→ DIRECTIONS FOR THIS TASK:
Records follow. Copy every line with "JSON".
───── SUPPLIED DATA ─────
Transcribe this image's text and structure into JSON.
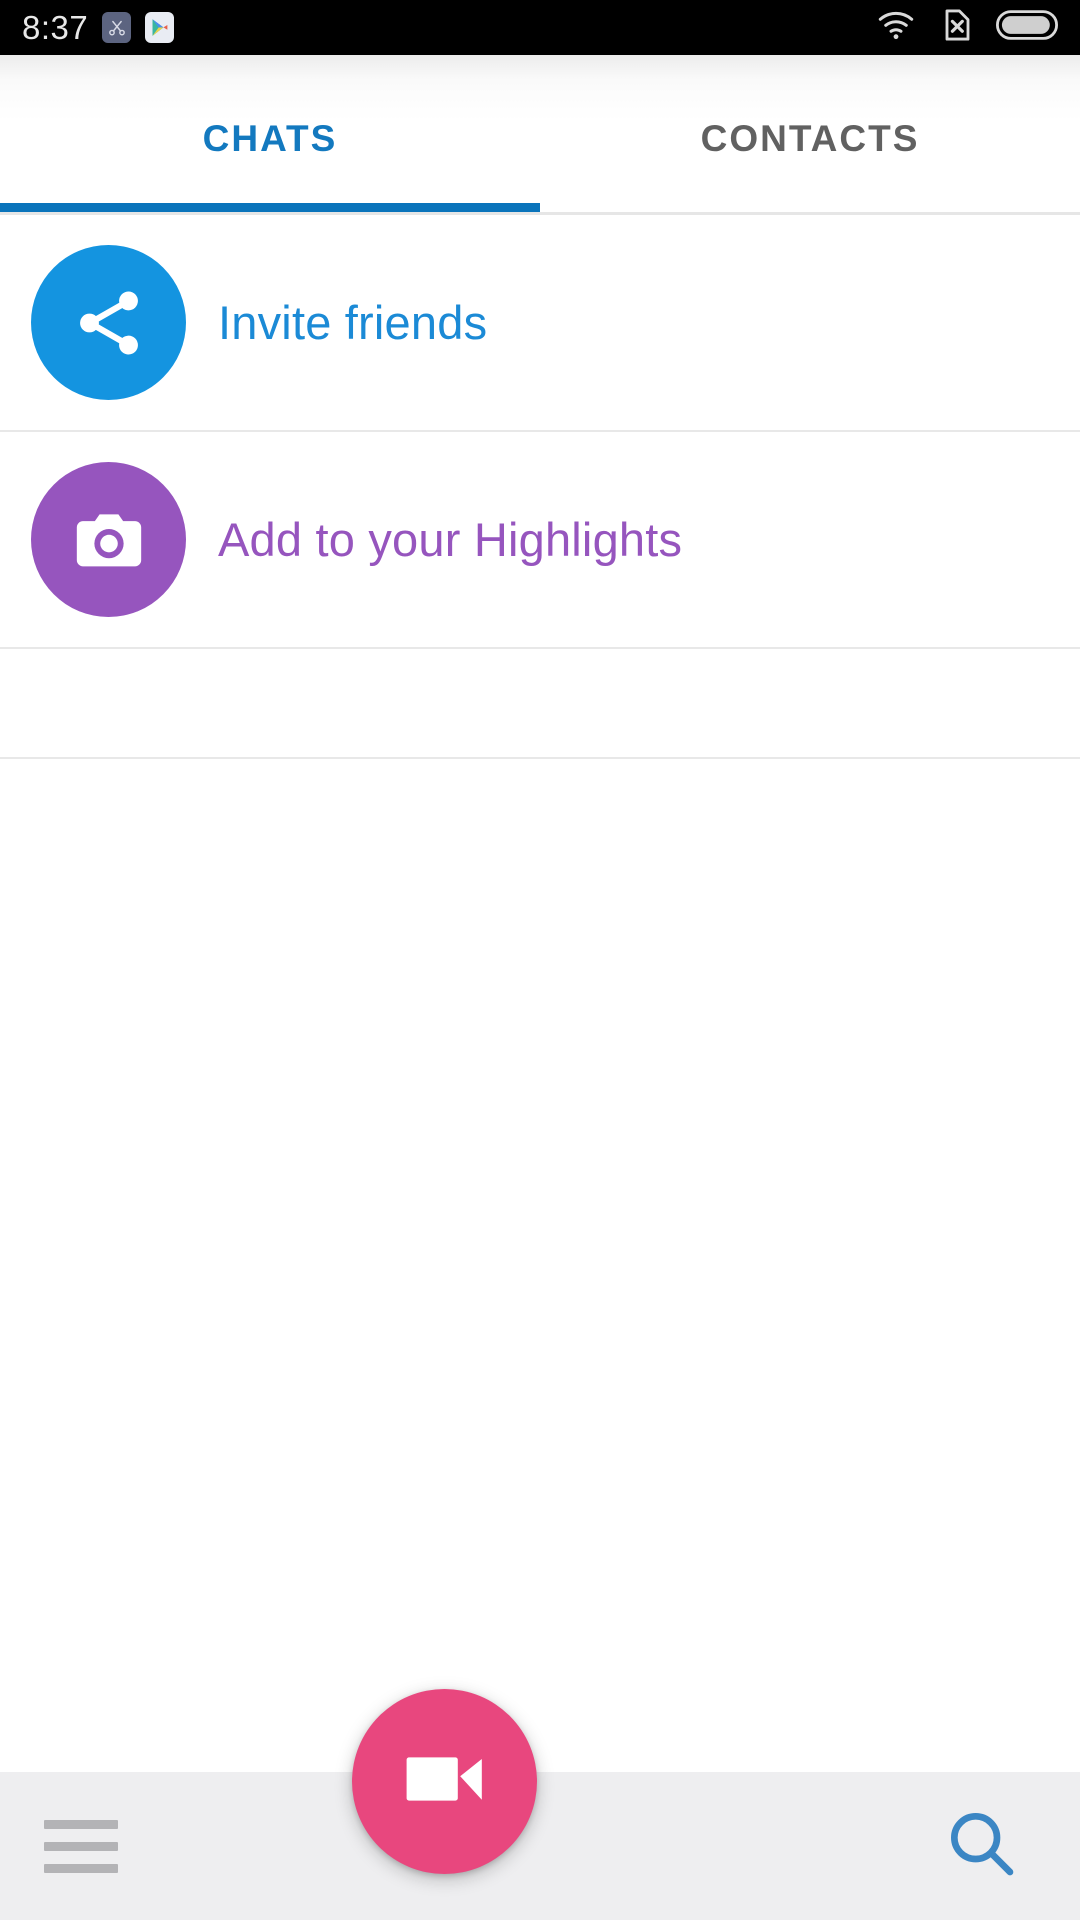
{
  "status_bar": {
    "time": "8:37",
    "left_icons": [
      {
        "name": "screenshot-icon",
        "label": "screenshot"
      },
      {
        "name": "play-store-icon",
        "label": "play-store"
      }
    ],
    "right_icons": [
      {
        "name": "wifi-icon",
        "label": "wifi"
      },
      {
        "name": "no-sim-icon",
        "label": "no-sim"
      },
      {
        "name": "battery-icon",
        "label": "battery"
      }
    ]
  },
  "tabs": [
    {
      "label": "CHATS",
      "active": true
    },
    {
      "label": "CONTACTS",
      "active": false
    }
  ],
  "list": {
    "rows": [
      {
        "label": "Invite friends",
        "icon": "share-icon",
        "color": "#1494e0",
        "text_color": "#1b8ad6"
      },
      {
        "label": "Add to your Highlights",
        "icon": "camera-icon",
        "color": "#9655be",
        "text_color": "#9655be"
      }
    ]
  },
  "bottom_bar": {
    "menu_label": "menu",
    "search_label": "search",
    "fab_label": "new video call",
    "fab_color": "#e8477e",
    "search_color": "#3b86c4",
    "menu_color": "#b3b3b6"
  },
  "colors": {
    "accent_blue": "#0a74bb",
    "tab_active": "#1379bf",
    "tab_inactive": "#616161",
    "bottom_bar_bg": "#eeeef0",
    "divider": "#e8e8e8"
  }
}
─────
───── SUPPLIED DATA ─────
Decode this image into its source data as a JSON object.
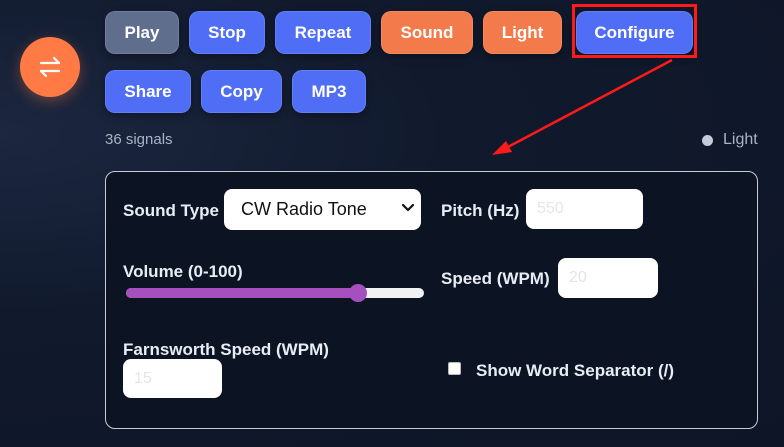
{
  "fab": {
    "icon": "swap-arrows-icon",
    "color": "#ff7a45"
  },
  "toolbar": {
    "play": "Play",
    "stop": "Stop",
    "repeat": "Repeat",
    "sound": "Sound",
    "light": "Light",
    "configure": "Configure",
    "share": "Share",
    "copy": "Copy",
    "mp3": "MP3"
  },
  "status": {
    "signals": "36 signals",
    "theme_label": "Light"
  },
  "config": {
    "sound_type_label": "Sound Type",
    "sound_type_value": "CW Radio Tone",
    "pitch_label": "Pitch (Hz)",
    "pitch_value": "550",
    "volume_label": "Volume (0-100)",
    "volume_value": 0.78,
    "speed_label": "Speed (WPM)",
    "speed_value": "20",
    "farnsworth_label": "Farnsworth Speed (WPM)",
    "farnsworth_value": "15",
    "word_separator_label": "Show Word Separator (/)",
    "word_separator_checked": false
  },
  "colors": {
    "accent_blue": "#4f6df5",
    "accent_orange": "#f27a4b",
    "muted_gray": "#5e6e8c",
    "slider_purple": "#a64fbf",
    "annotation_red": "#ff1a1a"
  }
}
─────
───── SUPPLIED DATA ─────
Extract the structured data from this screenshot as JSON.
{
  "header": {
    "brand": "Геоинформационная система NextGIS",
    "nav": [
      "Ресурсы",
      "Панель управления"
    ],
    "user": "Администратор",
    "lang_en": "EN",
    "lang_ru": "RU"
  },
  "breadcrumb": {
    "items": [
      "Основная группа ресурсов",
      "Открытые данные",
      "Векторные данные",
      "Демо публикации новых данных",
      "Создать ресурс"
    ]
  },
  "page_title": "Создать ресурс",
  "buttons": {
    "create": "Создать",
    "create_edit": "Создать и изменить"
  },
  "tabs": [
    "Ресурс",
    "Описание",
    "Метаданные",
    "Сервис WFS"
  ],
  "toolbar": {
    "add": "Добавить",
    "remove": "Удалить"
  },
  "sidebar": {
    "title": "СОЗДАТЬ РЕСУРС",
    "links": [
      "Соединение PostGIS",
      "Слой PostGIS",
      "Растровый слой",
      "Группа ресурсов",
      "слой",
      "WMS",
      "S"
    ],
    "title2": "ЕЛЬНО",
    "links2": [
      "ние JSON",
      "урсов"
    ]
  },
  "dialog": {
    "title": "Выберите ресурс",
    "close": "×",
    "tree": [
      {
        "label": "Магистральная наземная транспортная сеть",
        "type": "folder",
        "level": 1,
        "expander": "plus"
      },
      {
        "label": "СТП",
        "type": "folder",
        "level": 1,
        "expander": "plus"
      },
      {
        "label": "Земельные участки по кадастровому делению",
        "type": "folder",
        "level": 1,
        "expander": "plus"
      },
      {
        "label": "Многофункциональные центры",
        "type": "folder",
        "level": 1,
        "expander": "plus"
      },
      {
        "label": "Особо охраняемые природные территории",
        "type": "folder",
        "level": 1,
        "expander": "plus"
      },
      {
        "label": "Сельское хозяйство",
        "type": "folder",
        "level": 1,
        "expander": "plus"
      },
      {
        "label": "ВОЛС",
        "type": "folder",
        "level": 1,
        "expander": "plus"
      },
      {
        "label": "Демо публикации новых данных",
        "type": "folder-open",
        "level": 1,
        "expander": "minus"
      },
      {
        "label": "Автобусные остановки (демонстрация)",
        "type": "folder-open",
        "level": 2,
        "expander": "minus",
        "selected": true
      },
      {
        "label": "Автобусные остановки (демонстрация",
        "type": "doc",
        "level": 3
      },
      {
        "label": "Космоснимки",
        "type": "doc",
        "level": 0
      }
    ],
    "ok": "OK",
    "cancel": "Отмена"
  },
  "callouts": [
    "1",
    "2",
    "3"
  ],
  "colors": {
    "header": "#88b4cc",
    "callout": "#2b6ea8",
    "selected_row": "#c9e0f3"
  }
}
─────
→ RESPONSE TO THIS EXERCISE:
Transcribe this image's text and structure into JSON.
Decode this image into its source data as a JSON object.
Extract the structured data from this screenshot as JSON.
      "ние JSON",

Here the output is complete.